## What to work on
The task calls for an exact copy of the records, without any images.

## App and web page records
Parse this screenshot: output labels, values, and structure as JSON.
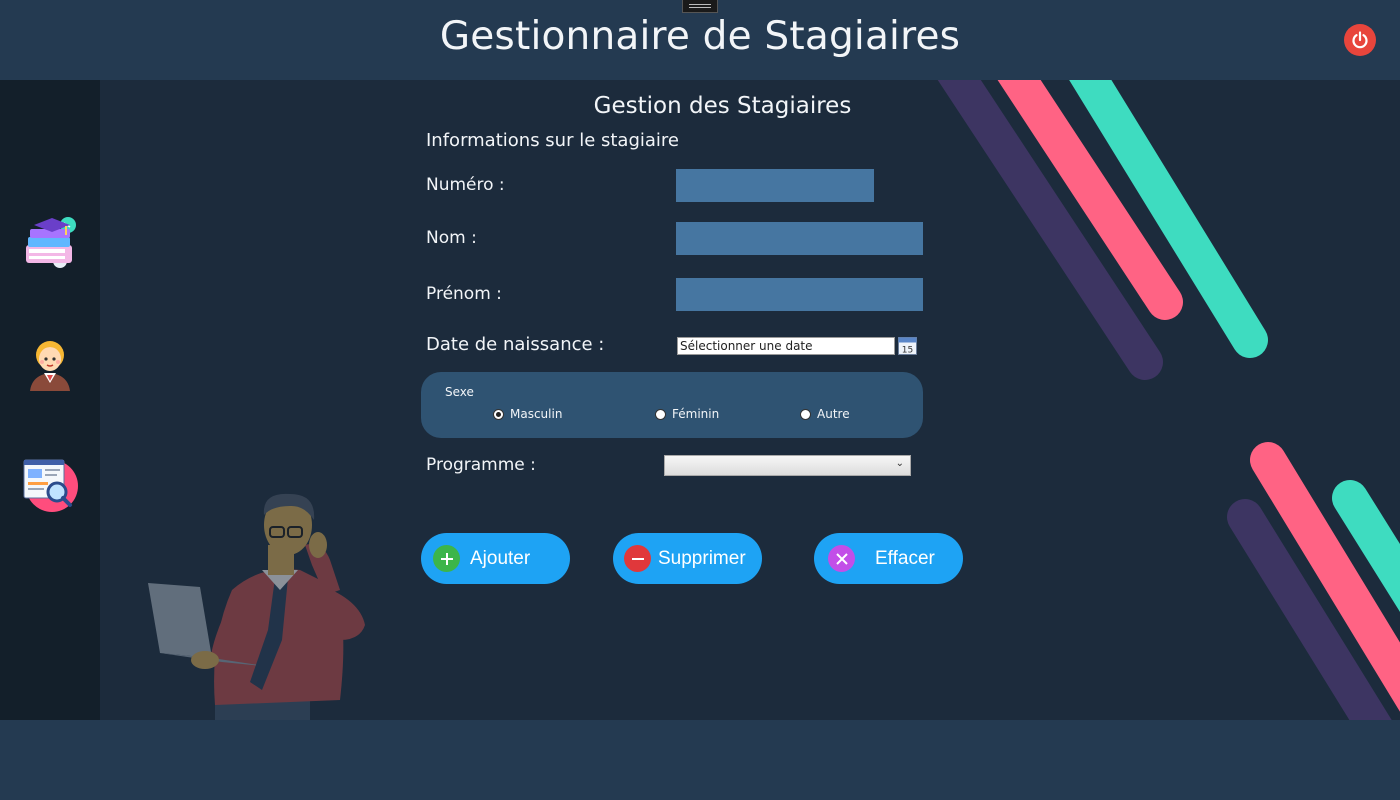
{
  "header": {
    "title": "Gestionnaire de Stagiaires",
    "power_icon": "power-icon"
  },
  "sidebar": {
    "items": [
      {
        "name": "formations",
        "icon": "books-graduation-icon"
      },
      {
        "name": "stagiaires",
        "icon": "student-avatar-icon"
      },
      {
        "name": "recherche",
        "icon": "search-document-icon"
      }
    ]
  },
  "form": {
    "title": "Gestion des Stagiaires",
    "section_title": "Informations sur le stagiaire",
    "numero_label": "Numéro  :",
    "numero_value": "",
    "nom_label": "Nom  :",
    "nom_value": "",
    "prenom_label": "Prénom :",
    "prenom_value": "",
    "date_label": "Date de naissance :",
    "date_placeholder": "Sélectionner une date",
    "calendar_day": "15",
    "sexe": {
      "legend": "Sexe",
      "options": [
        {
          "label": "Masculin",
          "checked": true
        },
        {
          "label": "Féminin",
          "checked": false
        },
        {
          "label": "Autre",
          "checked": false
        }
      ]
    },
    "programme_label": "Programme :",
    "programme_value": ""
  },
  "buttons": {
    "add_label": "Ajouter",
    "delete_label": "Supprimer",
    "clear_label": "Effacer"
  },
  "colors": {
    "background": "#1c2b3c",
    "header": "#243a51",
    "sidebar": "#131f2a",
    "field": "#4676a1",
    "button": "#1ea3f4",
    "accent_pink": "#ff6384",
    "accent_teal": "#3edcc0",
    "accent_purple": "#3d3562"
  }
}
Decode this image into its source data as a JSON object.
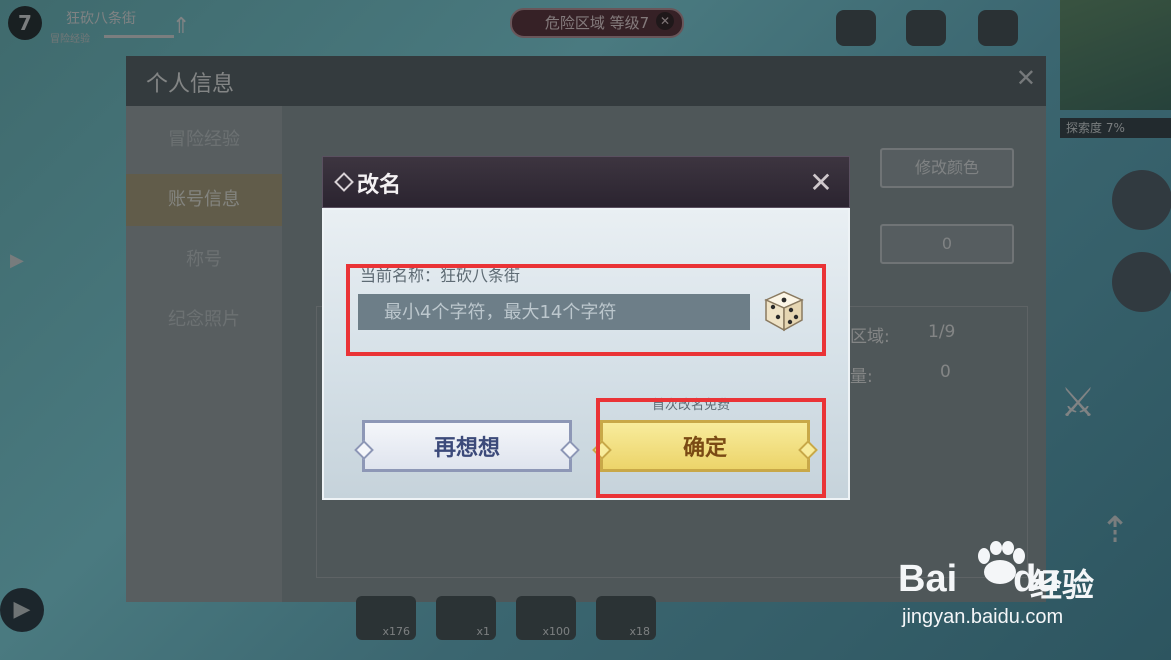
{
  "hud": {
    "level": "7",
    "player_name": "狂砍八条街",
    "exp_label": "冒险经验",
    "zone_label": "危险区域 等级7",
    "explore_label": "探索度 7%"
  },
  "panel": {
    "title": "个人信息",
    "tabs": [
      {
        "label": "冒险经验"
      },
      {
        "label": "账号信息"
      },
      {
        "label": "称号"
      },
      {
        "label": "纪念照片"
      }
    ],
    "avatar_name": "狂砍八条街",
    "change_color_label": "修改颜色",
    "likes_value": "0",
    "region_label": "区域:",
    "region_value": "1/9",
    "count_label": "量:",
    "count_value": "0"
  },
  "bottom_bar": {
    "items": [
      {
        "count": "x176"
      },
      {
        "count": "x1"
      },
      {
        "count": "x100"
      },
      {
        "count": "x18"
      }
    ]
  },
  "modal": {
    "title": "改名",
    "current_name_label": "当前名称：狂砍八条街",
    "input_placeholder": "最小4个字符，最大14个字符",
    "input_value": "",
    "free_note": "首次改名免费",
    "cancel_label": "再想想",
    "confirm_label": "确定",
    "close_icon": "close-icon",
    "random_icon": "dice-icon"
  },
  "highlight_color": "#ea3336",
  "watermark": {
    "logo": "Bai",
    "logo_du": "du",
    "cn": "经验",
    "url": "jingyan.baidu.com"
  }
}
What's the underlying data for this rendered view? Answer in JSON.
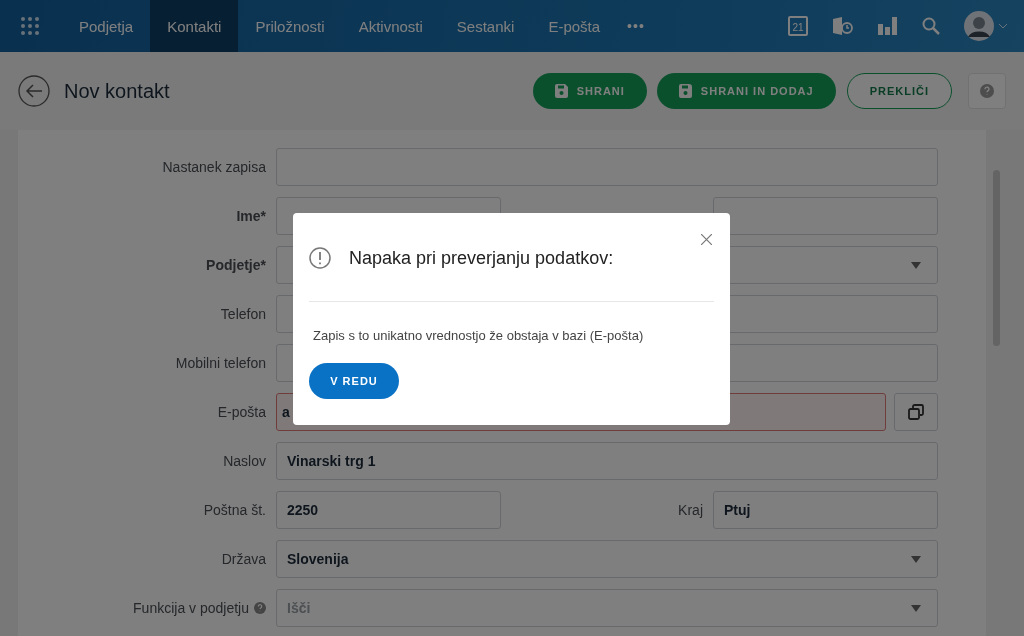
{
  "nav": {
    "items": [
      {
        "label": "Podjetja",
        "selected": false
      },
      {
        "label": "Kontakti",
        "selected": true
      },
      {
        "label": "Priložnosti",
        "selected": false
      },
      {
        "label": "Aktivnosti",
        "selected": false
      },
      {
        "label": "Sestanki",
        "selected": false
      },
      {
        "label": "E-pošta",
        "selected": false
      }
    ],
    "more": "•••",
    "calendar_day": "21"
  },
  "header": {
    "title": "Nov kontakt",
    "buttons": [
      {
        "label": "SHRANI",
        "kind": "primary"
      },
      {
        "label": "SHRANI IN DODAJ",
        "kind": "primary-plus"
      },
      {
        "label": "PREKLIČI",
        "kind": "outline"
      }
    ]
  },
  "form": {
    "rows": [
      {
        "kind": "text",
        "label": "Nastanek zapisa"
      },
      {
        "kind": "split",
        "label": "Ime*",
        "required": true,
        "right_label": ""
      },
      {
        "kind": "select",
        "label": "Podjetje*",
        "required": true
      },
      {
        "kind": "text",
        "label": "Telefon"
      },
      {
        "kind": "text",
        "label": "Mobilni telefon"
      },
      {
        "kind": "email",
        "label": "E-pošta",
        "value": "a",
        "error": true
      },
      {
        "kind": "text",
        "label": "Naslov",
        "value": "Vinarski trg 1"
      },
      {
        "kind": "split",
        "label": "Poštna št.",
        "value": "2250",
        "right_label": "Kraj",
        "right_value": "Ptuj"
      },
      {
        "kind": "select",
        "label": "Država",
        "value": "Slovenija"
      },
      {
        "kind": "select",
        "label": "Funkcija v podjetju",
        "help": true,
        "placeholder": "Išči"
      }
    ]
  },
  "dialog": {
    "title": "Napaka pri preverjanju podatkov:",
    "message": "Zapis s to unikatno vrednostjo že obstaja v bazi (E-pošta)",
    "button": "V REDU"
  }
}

## Reply
Parse this screenshot: output labels, values, and structure as JSON.
{
  "header": {
    "title": "Gestionnaire de Stagiaires",
    "power_icon": "power-icon"
  },
  "sidebar": {
    "items": [
      {
        "name": "formations",
        "icon": "books-graduation-icon"
      },
      {
        "name": "stagiaires",
        "icon": "student-avatar-icon"
      },
      {
        "name": "recherche",
        "icon": "search-document-icon"
      }
    ]
  },
  "form": {
    "title": "Gestion des Stagiaires",
    "section_title": "Informations sur le stagiaire",
    "numero_label": "Numéro  :",
    "numero_value": "",
    "nom_label": "Nom  :",
    "nom_value": "",
    "prenom_label": "Prénom :",
    "prenom_value": "",
    "date_label": "Date de naissance :",
    "date_placeholder": "Sélectionner une date",
    "calendar_day": "15",
    "sexe": {
      "legend": "Sexe",
      "options": [
        {
          "label": "Masculin",
          "checked": true
        },
        {
          "label": "Féminin",
          "checked": false
        },
        {
          "label": "Autre",
          "checked": false
        }
      ]
    },
    "programme_label": "Programme :",
    "programme_value": ""
  },
  "buttons": {
    "add_label": "Ajouter",
    "delete_label": "Supprimer",
    "clear_label": "Effacer"
  },
  "colors": {
    "background": "#1c2b3c",
    "header": "#243a51",
    "sidebar": "#131f2a",
    "field": "#4676a1",
    "button": "#1ea3f4",
    "accent_pink": "#ff6384",
    "accent_teal": "#3edcc0",
    "accent_purple": "#3d3562"
  }
}
Decode this image into its source data as a JSON object.
{
  "hud": {
    "level": "7",
    "player_name": "狂砍八条街",
    "exp_label": "冒险经验",
    "zone_label": "危险区域 等级7",
    "explore_label": "探索度 7%"
  },
  "panel": {
    "title": "个人信息",
    "tabs": [
      {
        "label": "冒险经验"
      },
      {
        "label": "账号信息"
      },
      {
        "label": "称号"
      },
      {
        "label": "纪念照片"
      }
    ],
    "avatar_name": "狂砍八条街",
    "change_color_label": "修改颜色",
    "likes_value": "0",
    "region_label": "区域:",
    "region_value": "1/9",
    "count_label": "量:",
    "count_value": "0"
  },
  "bottom_bar": {
    "items": [
      {
        "count": "x176"
      },
      {
        "count": "x1"
      },
      {
        "count": "x100"
      },
      {
        "count": "x18"
      }
    ]
  },
  "modal": {
    "title": "改名",
    "current_name_label": "当前名称：狂砍八条街",
    "input_placeholder": "最小4个字符，最大14个字符",
    "input_value": "",
    "free_note": "首次改名免费",
    "cancel_label": "再想想",
    "confirm_label": "确定",
    "close_icon": "close-icon",
    "random_icon": "dice-icon"
  },
  "highlight_color": "#ea3336",
  "watermark": {
    "logo": "Bai",
    "logo_du": "du",
    "cn": "经验",
    "url": "jingyan.baidu.com"
  }
}
What's the underlying data for this rendered view? Answer in JSON.
{
  "nav": {
    "items": [
      {
        "label": "Podjetja",
        "selected": false
      },
      {
        "label": "Kontakti",
        "selected": true
      },
      {
        "label": "Priložnosti",
        "selected": false
      },
      {
        "label": "Aktivnosti",
        "selected": false
      },
      {
        "label": "Sestanki",
        "selected": false
      },
      {
        "label": "E-pošta",
        "selected": false
      }
    ],
    "more": "•••",
    "calendar_day": "21"
  },
  "header": {
    "title": "Nov kontakt",
    "buttons": [
      {
        "label": "SHRANI",
        "kind": "primary"
      },
      {
        "label": "SHRANI IN DODAJ",
        "kind": "primary-plus"
      },
      {
        "label": "PREKLIČI",
        "kind": "outline"
      }
    ]
  },
  "form": {
    "rows": [
      {
        "kind": "text",
        "label": "Nastanek zapisa"
      },
      {
        "kind": "split",
        "label": "Ime*",
        "required": true,
        "right_label": ""
      },
      {
        "kind": "select",
        "label": "Podjetje*",
        "required": true
      },
      {
        "kind": "text",
        "label": "Telefon"
      },
      {
        "kind": "text",
        "label": "Mobilni telefon"
      },
      {
        "kind": "email",
        "label": "E-pošta",
        "value": "a",
        "error": true
      },
      {
        "kind": "text",
        "label": "Naslov",
        "value": "Vinarski trg 1"
      },
      {
        "kind": "split",
        "label": "Poštna št.",
        "value": "2250",
        "right_label": "Kraj",
        "right_value": "Ptuj"
      },
      {
        "kind": "select",
        "label": "Država",
        "value": "Slovenija"
      },
      {
        "kind": "select",
        "label": "Funkcija v podjetju",
        "help": true,
        "placeholder": "Išči"
      }
    ]
  },
  "dialog": {
    "title": "Napaka pri preverjanju podatkov:",
    "message": "Zapis s to unikatno vrednostjo že obstaja v bazi (E-pošta)",
    "button": "V REDU"
  }
}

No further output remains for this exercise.